### Your objective
Look through the data below, tally the lines where "JSON" occurs, and write the total alone.

......

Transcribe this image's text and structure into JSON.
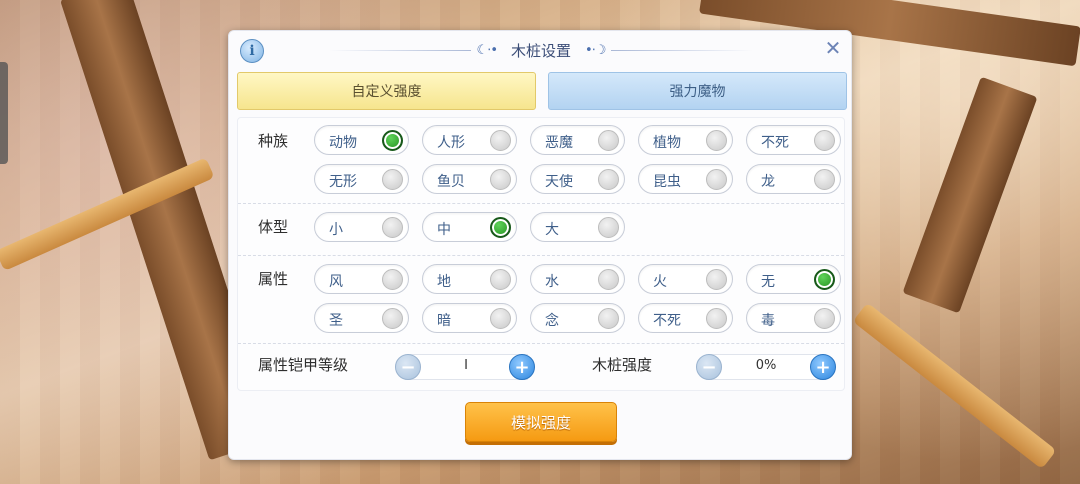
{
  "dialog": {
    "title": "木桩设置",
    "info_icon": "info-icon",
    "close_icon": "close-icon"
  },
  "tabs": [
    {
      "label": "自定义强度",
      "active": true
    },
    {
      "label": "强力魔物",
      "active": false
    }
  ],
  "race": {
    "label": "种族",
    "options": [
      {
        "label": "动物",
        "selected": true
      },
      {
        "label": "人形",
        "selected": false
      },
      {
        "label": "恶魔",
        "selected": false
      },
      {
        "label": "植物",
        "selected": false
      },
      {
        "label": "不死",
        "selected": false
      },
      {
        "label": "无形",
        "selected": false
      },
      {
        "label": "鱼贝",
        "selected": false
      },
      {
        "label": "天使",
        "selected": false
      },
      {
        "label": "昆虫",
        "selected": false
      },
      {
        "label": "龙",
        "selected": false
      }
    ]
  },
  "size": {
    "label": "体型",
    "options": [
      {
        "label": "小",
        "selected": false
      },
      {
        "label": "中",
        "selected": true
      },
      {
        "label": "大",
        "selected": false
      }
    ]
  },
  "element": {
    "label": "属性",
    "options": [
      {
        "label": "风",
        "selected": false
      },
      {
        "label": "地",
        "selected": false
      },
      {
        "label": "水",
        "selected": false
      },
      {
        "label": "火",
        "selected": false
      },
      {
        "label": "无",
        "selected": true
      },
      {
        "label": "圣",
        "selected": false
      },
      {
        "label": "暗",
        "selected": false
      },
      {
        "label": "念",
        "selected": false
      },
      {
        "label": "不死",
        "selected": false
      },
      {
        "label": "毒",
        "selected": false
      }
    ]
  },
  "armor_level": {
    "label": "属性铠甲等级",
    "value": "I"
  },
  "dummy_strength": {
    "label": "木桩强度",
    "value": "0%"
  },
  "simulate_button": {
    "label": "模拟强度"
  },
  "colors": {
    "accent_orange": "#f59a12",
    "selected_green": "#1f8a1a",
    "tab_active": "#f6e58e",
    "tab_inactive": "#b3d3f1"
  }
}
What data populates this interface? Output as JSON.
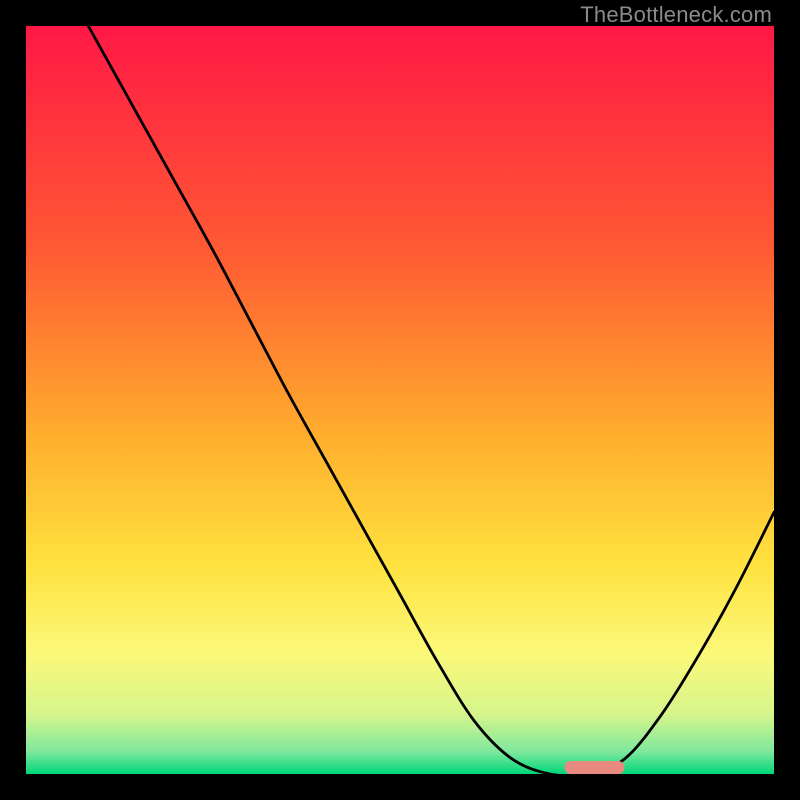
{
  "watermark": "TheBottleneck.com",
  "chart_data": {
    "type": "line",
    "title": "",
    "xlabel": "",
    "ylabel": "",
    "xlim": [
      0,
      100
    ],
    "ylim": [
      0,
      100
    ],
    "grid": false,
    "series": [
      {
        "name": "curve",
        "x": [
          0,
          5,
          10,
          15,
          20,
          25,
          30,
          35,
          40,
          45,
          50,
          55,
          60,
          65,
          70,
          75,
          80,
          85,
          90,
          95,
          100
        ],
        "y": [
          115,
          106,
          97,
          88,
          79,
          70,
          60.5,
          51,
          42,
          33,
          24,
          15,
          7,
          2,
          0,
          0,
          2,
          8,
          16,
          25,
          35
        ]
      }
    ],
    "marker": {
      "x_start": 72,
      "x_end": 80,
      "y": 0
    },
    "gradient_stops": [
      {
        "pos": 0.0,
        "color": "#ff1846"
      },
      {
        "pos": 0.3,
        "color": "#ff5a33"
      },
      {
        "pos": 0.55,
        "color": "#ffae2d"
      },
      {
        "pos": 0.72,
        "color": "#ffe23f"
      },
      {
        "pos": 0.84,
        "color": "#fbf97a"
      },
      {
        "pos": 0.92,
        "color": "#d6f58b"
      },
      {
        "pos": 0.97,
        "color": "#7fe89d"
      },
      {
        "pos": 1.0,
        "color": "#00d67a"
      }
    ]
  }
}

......

### Task solution
2